YOUR INSTRUCTIONS: Repeat the whole listing word for word, skipping pictures.

MATERIAL FOR THIS EXERCISE:
▼▼▼

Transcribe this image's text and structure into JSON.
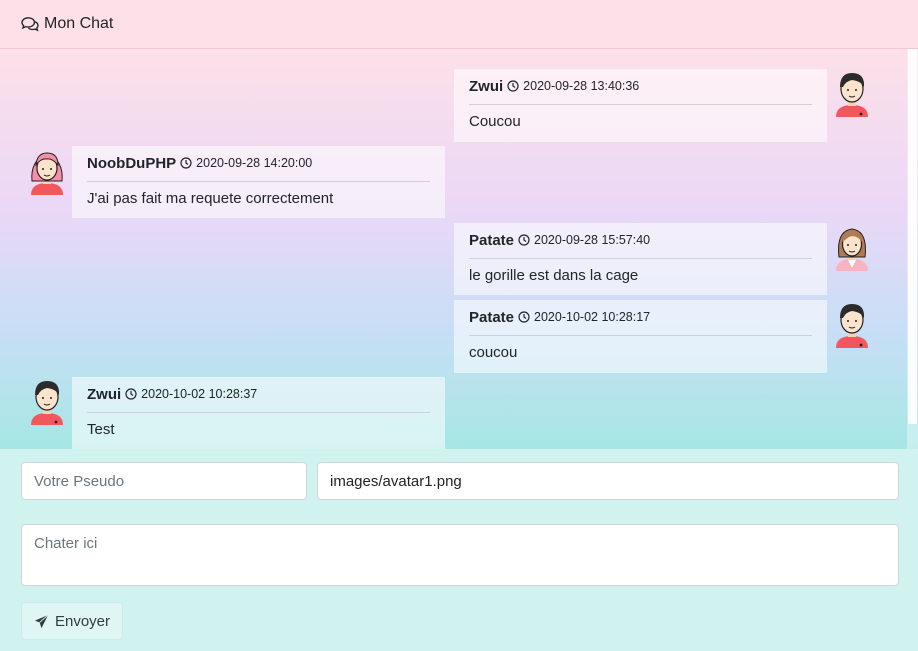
{
  "header": {
    "title": "Mon Chat",
    "icon": "comments-icon"
  },
  "messages": [
    {
      "author": "Zwui",
      "date": "2020-09-28 13:40:36",
      "text": "Coucou",
      "side": "right",
      "avatar": "avatar-boy-icon"
    },
    {
      "author": "NoobDuPHP",
      "date": "2020-09-28 14:20:00",
      "text": "J'ai pas fait ma requete correctement",
      "side": "left",
      "avatar": "avatar-pink-girl-icon"
    },
    {
      "author": "Patate",
      "date": "2020-09-28 15:57:40",
      "text": "le gorille est dans la cage",
      "side": "right",
      "avatar": "avatar-girl-icon"
    },
    {
      "author": "Patate",
      "date": "2020-10-02 10:28:17",
      "text": "coucou",
      "side": "right",
      "avatar": "avatar-boy-icon"
    },
    {
      "author": "Zwui",
      "date": "2020-10-02 10:28:37",
      "text": "Test",
      "side": "left",
      "avatar": "avatar-boy-icon"
    }
  ],
  "form": {
    "pseudo_placeholder": "Votre Pseudo",
    "pseudo_value": "",
    "avatar_value": "images/avatar1.png",
    "message_placeholder": "Chater ici",
    "send_label": "Envoyer"
  },
  "colors": {
    "header_bg": "#fde0e8",
    "form_bg": "#d1f3f0",
    "message_bg": "#ffffff"
  }
}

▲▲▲

EXERCISE OUTPUT:
Transcribe this image's text and structure into JSON.
{
  "header": {
    "title": "Mon Chat",
    "icon": "comments-icon"
  },
  "messages": [
    {
      "author": "Zwui",
      "date": "2020-09-28 13:40:36",
      "text": "Coucou",
      "side": "right",
      "avatar": "avatar-boy-icon"
    },
    {
      "author": "NoobDuPHP",
      "date": "2020-09-28 14:20:00",
      "text": "J'ai pas fait ma requete correctement",
      "side": "left",
      "avatar": "avatar-pink-girl-icon"
    },
    {
      "author": "Patate",
      "date": "2020-09-28 15:57:40",
      "text": "le gorille est dans la cage",
      "side": "right",
      "avatar": "avatar-girl-icon"
    },
    {
      "author": "Patate",
      "date": "2020-10-02 10:28:17",
      "text": "coucou",
      "side": "right",
      "avatar": "avatar-boy-icon"
    },
    {
      "author": "Zwui",
      "date": "2020-10-02 10:28:37",
      "text": "Test",
      "side": "left",
      "avatar": "avatar-boy-icon"
    }
  ],
  "form": {
    "pseudo_placeholder": "Votre Pseudo",
    "pseudo_value": "",
    "avatar_value": "images/avatar1.png",
    "message_placeholder": "Chater ici",
    "send_label": "Envoyer"
  },
  "colors": {
    "header_bg": "#fde0e8",
    "form_bg": "#d1f3f0",
    "message_bg": "#ffffff"
  }
}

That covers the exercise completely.